Choosing the right processor for a new computer or an upgrade can be confusing with so many different models and speeds available. Learn which features are important for a particular purpose and select the right CPU for the job by comparing cache memory, clock speed, and number of cores with price.

  • slide 1 of 6

    Computer processors are available in a wide variety of speeds and prices, and few technologies are changing faster than CPUs. Choosing the right processor for an upgrade or a new computer is more challenging than ever. It used to be easy to compare speeds or buy the lowest priced brand name processor, but the rules have changed and the new designs complicate the decision making process with new buzzwords and even more choices. This article will help you navigate PC processor performance and the questions surrounding it.

  • slide 2 of 6
    Motherboard with an Empty Socket
  • slide 3 of 6

    Clock Speed

    When everything else is equal, clock speed is a great way to determine how fast two different chips will run relative to each other. While the clock speed of a processor used to be the single biggest determining factor in selecting a CPU, it is no longer as clear an indicator as it once was. Today a processor's clock speed is only relatively important when comparing two chips of the same manufacturer and even then the two chips should be in the same series and have the same amount of cache as each other for the comparison to help.

  • slide 4 of 6

    Number of Cores

    Multi-core technology has been around for a few years now and it is difficult to find a processor with a single core. While more cores are usually better, it is not always a simple matter of comparing the number of cores that a chip has because other factors also influence performance in a given situation. Many games and applications are designed to take advantage of multiple cores and benefit from having them available. However, if a program is not coded to make use of multiple cores, the extra cores may go unused or underutilized. Spending extra on them is not a great investment if that is the case. You should consider the software you use when deciding the number cores you need on a processor. If you simply browser the web, you'll probably be fine with a dual-core processor.
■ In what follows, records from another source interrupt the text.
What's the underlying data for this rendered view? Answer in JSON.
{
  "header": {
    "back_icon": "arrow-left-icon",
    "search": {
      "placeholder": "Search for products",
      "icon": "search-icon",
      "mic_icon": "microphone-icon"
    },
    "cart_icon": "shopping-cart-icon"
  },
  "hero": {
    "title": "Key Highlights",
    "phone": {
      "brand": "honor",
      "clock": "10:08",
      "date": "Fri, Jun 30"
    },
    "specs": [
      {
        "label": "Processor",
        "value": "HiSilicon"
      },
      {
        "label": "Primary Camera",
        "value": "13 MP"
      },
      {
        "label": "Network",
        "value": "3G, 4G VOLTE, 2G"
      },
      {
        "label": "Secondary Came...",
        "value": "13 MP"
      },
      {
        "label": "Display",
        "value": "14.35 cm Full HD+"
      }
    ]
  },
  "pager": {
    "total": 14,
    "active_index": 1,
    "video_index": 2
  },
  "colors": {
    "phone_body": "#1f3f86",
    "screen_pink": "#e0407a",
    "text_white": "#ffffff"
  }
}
If you routinely use Adobe Photoshop, however, you'll find benefit in the purchase of a quad-core.

  • slide 5 of 6

    Cache Memory

    Cache RAM is a small amount of very high speed RAM that resides on the processor die and speeds up access to the information the processor needs, making a huge difference in processor speed. Once again, when everything else is equal the amount of cache on a particular processor has an impact on performance, but it is not the only factor involved.

  • slide 6 of 6

    The Bottom Line

    Clock speed, number of cores, and amount of cache memory are the three most important factors to consider when comparing performance between different processors, and they should be taken into consideration in that order of priority in most cases. When buying a processor, one other consideration usually comes in ahead of those three, and that is of course the cost of the chip. In fact, the speed of different products can often be determined with a general rule of thumb that the faster chips usually cost more money. One thing to remember when choosing a processor is that prices are always dropping and chip speeds are always increasing, so it's often smart to buy a budget processor and upgrade frequently. With that said, users who truly need cutting-edge performance are an exception.